Borrowing again from Mr Dickens, this time from Our Mutual Friend, I find an appropriate name for my son, now nearing a year old. He is a perfectly splendid baby in many ways (like little Johnny Bold in Mr Trollope's Barchester Towers he takes his food with a will and doesn't have fits) but I cannot pretend that his sleeping is other than erratic.

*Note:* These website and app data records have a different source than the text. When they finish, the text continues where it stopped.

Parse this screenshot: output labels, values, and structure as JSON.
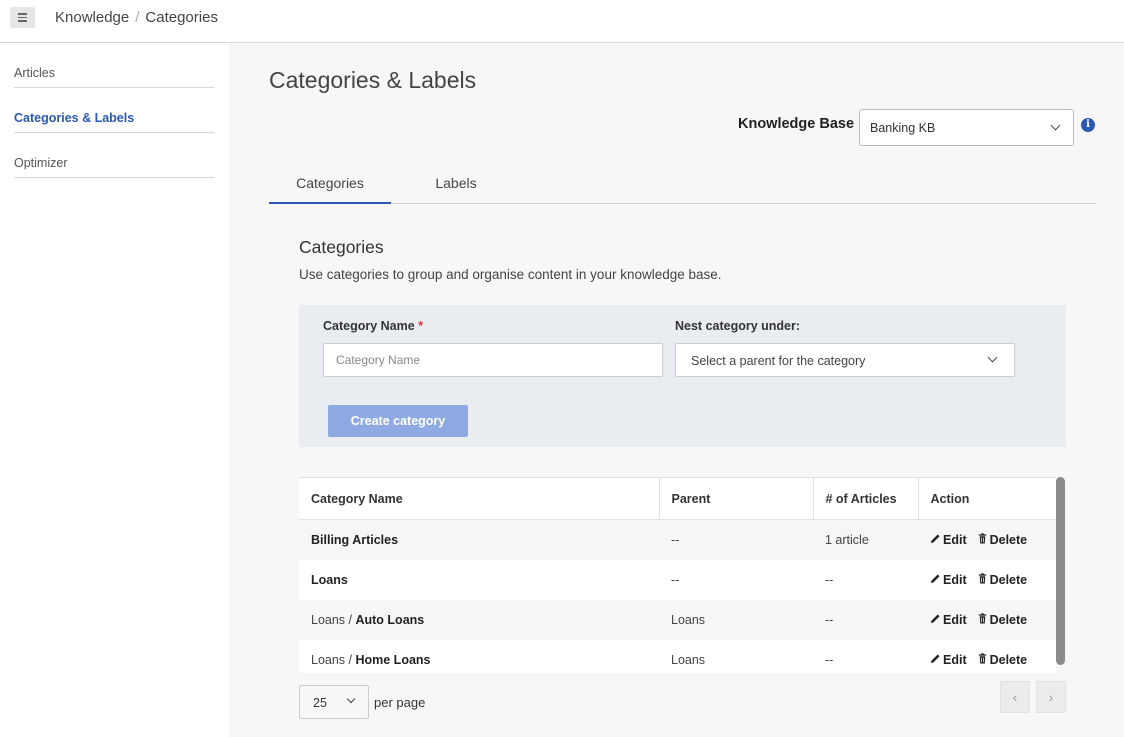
{
  "topbar": {
    "breadcrumb": [
      "Knowledge",
      "Categories"
    ],
    "breadcrumb_separator": "/",
    "menu_icon": "hamburger-icon"
  },
  "sidebar": {
    "items": [
      {
        "label": "Articles",
        "active": false
      },
      {
        "label": "Categories & Labels",
        "active": true
      },
      {
        "label": "Optimizer",
        "active": false
      }
    ]
  },
  "main": {
    "title": "Categories & Labels",
    "knowledge_base": {
      "label": "Knowledge Base",
      "selected": "Banking KB",
      "info_icon": "info-icon"
    },
    "tabs": [
      {
        "label": "Categories",
        "active": true
      },
      {
        "label": "Labels",
        "active": false
      }
    ],
    "section": {
      "title": "Categories",
      "description": "Use categories to group and organise content in your knowledge base."
    },
    "form": {
      "name_label": "Category Name",
      "required_mark": "*",
      "name_placeholder": "Category Name",
      "name_value": "",
      "nest_label": "Nest category under:",
      "nest_placeholder": "Select a parent for the category",
      "create_button": "Create category"
    },
    "table": {
      "columns": [
        "Category Name",
        "Parent",
        "# of Articles",
        "Action"
      ],
      "rows": [
        {
          "prefix": "",
          "name": "Billing Articles",
          "parent": "--",
          "articles": "1 article"
        },
        {
          "prefix": "",
          "name": "Loans",
          "parent": "--",
          "articles": "--"
        },
        {
          "prefix": "Loans / ",
          "name": "Auto Loans",
          "parent": "Loans",
          "articles": "--"
        },
        {
          "prefix": "Loans / ",
          "name": "Home Loans",
          "parent": "Loans",
          "articles": "--"
        }
      ],
      "edit_label": "Edit",
      "delete_label": "Delete"
    },
    "pagination": {
      "per_page_value": "25",
      "per_page_label": "per page",
      "prev_icon": "chevron-left-icon",
      "next_icon": "chevron-right-icon"
    }
  },
  "colors": {
    "accent": "#2a59b5",
    "button_disabled": "#8fa9e3",
    "form_background": "#e9ecf1",
    "page_background": "#f7f7f7",
    "required": "#dd3333"
  }
}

This, as I woefully tell myself, is no more than can be expected from a baby - inexhaustible or not. What I find inexplicable is his ability to go through an entire day with a bare half hour of sleep and still be full of energy, while other babes will sleep for three hours (to the great relief of their fond mammas). While I am aware of those nursery authorities who would castigate me as a bad mother for not imposing an iron discipline on the Inexhaustible, I am simply unable to arrange the day in such a manner that both the Inexhaustible and the Infant Phenomenon sleep and eat at the optimum (and different) times for each. I suspect that I am sadly disorganised and wonder whether the redoubtable nannies of the fictional past, ruling with absolute authority over well-organised nurseries, really existed or whether, like so much in fiction, they are something that we would like to have had, but which never really existed.
Mr B, loving and considerate spouse and parent that he is, has been striving to the utmost to help, nonetheless his avocations in the city of London render his help but part-time. Hence five nights out of seven, it is Mamma who has to deal with the Inexhaustible during the hours of darkness. His vagaries are now exacerbated by the usual seasonal ailments and I find that an occasional night passes when the only means with which he can be persuaded to sleep is if I sit up in bed supporting him in an upright position to render his breathing easier. While I have a relatively felicitous arrangement of pillows to support both head and neck, this cannot be considered a comfortable attitude for repose.
I fear it will be a long winter.